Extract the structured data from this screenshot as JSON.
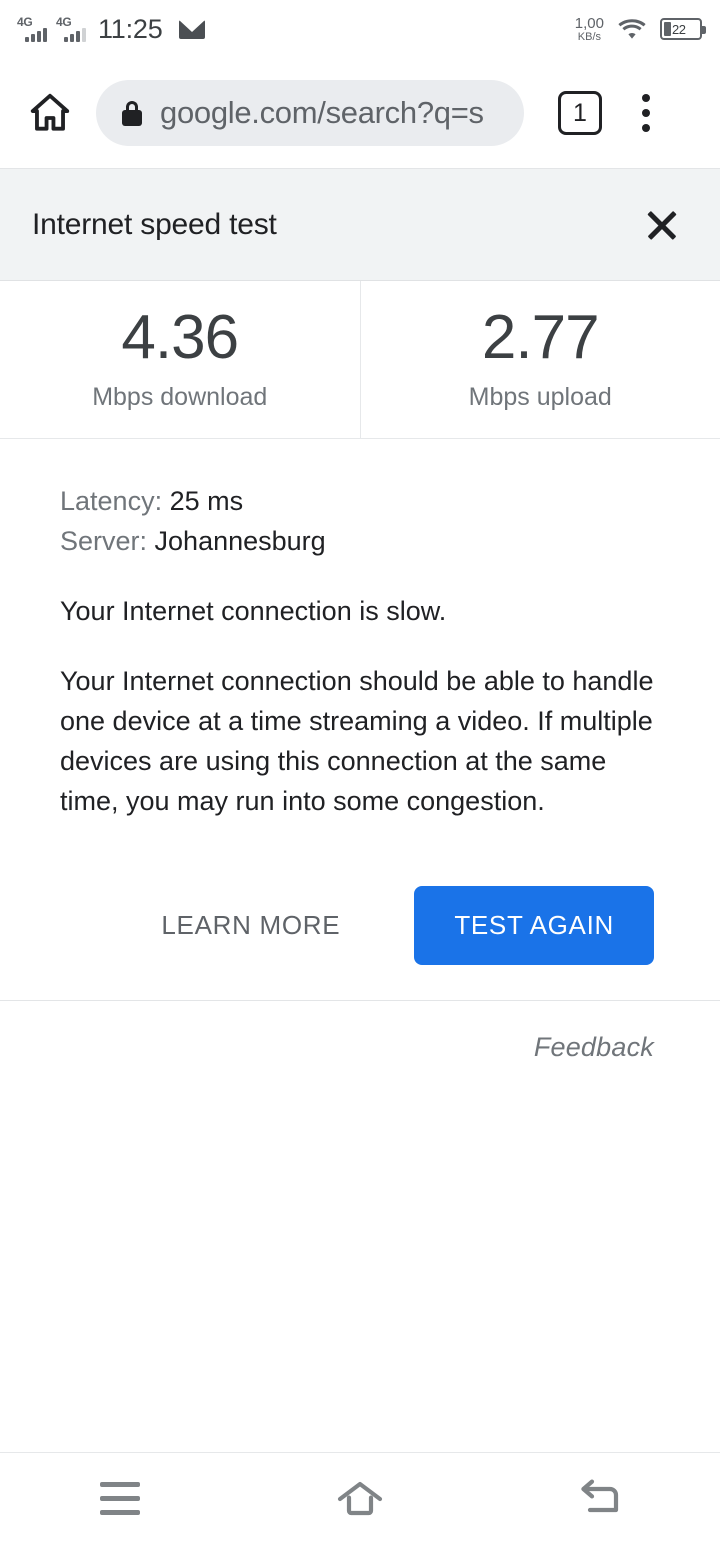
{
  "statusbar": {
    "network_type_1": "4G",
    "network_type_2": "4G",
    "time": "11:25",
    "mail_icon": "mail-icon",
    "netspeed_value": "1,00",
    "netspeed_unit": "KB/s",
    "wifi_icon": "wifi-icon",
    "battery_level": "22"
  },
  "browser": {
    "home_icon": "home-icon",
    "lock_icon": "lock-icon",
    "url": "google.com/search?q=s",
    "tab_count": "1",
    "menu_icon": "overflow-menu-icon"
  },
  "panel": {
    "title": "Internet speed test",
    "close_icon": "close-icon",
    "results": [
      {
        "value": "4.36",
        "label": "Mbps download"
      },
      {
        "value": "2.77",
        "label": "Mbps upload"
      }
    ],
    "latency_key": "Latency: ",
    "latency_value": "25 ms",
    "server_key": "Server: ",
    "server_value": "Johannesburg",
    "summary": "Your Internet connection is slow.",
    "description": "Your Internet connection should be able to handle one device at a time streaming a video. If multiple devices are using this connection at the same time, you may run into some congestion.",
    "learn_more_label": "LEARN MORE",
    "test_again_label": "TEST AGAIN",
    "feedback_label": "Feedback",
    "accent_color": "#1a73e8",
    "header_bg": "#f1f3f4"
  },
  "navbar": {
    "recents_icon": "recents-menu-icon",
    "home_icon": "home-outline-icon",
    "back_icon": "back-arrow-icon"
  }
}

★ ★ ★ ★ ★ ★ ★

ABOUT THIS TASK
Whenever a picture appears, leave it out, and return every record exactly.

RESULT OF THE TASK
Extract the structured data from this screenshot as JSON.
{
  "statusbar": {
    "network_type_1": "4G",
    "network_type_2": "4G",
    "time": "11:25",
    "mail_icon": "mail-icon",
    "netspeed_value": "1,00",
    "netspeed_unit": "KB/s",
    "wifi_icon": "wifi-icon",
    "battery_level": "22"
  },
  "browser": {
    "home_icon": "home-icon",
    "lock_icon": "lock-icon",
    "url": "google.com/search?q=s",
    "tab_count": "1",
    "menu_icon": "overflow-menu-icon"
  },
  "panel": {
    "title": "Internet speed test",
    "close_icon": "close-icon",
    "results": [
      {
        "value": "4.36",
        "label": "Mbps download"
      },
      {
        "value": "2.77",
        "label": "Mbps upload"
      }
    ],
    "latency_key": "Latency: ",
    "latency_value": "25 ms",
    "server_key": "Server: ",
    "server_value": "Johannesburg",
    "summary": "Your Internet connection is slow.",
    "description": "Your Internet connection should be able to handle one device at a time streaming a video. If multiple devices are using this connection at the same time, you may run into some congestion.",
    "learn_more_label": "LEARN MORE",
    "test_again_label": "TEST AGAIN",
    "feedback_label": "Feedback",
    "accent_color": "#1a73e8",
    "header_bg": "#f1f3f4"
  },
  "navbar": {
    "recents_icon": "recents-menu-icon",
    "home_icon": "home-outline-icon",
    "back_icon": "back-arrow-icon"
  }
}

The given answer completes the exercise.